There are stool banks -- like blood banks -- where you can donate your dump
In the early days of fecal transplants, every treatment had to be harvested fresh from a healthy donor. Many are still done that way, but it’s a pain in the butt (more metaphorical than literal). Think about who, in your circle of family and close friends, you'd be comfortable asking for a stool donation. It's a small number, right? To complicate matters, a lot of people harbor bad bacteria or parasites that are no biggie in a healthy person, but would be a terrible idea to squirt into the gut of someone who's already very sick.
So your potential donor has to be tested for all kinds of diseases, and your doctor has to have a strong stomach and a blender at the ready. That's why a handful of organizations have sprung up to supply poop from pre-screened donors.

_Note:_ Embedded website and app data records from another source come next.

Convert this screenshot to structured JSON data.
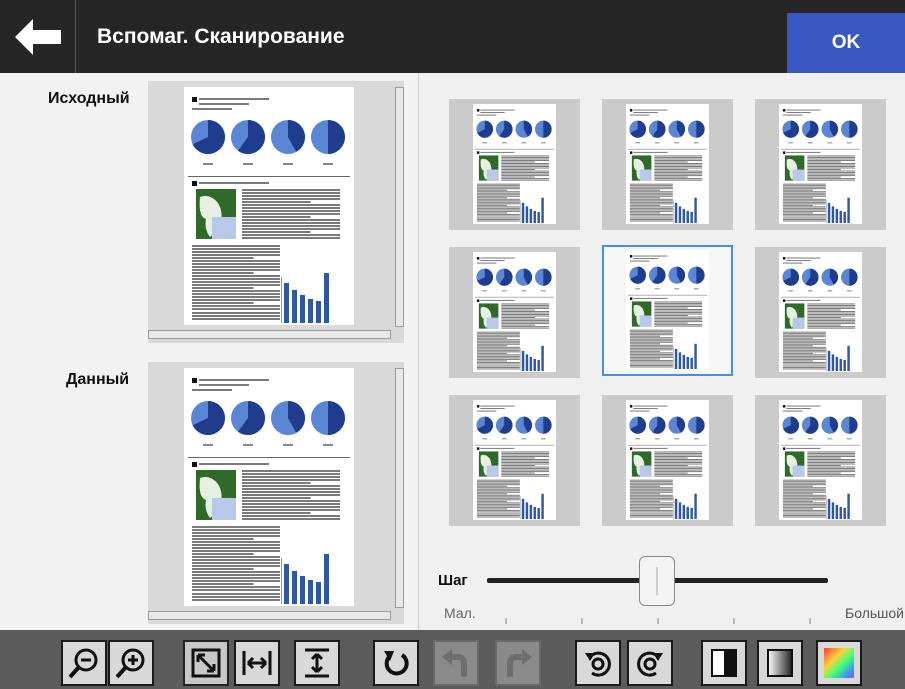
{
  "header": {
    "title": "Вспомаг. Сканирование",
    "ok_label": "OK",
    "back_icon": "arrow-left-icon"
  },
  "left": {
    "original_label": "Исходный",
    "current_label": "Данный"
  },
  "thumbnails": {
    "count": 9,
    "selected_index": 4
  },
  "slider": {
    "label": "Шаг",
    "min_label": "Мал.",
    "max_label": "Большой",
    "value_fraction": 0.5
  },
  "toolbar": {
    "buttons": [
      {
        "name": "zoom-out-icon"
      },
      {
        "name": "zoom-in-icon"
      },
      {
        "name": "fit-page-icon"
      },
      {
        "name": "fit-width-icon"
      },
      {
        "name": "fit-height-icon"
      },
      {
        "name": "rotate-icon"
      },
      {
        "name": "rotate-left-disabled-icon"
      },
      {
        "name": "rotate-right-disabled-icon"
      },
      {
        "name": "undo-rotate-icon"
      },
      {
        "name": "redo-rotate-icon"
      },
      {
        "name": "bw-mode-icon"
      },
      {
        "name": "grayscale-mode-icon"
      },
      {
        "name": "color-mode-icon"
      }
    ]
  },
  "colors": {
    "header_bg": "#262626",
    "ok_bg": "#3a58c4",
    "selection": "#4a90e2",
    "pie_dark": "#1f3d8c",
    "pie_light": "#5b86d6"
  }
}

One of those is OpenBiome, a nonprofit stool bank that pays $40 a poop to a very select crowd of healthy, generous people. Donors have to make their delivery to the Boston-based office within an hour of, you know, making the delivery. But to get to the point where they’re given the coveted blue sample buckets to take home, donors have to pass a 179-question interview, a 30-item blood test, and commit to donating several times a week for two months. Only about 3% of interested donors make the cut, according to Sasha Lieberman, a spokesperson for OpenBiome. Even then, only the finest poops are selected: too hard or too sloppy, and they'll be denied.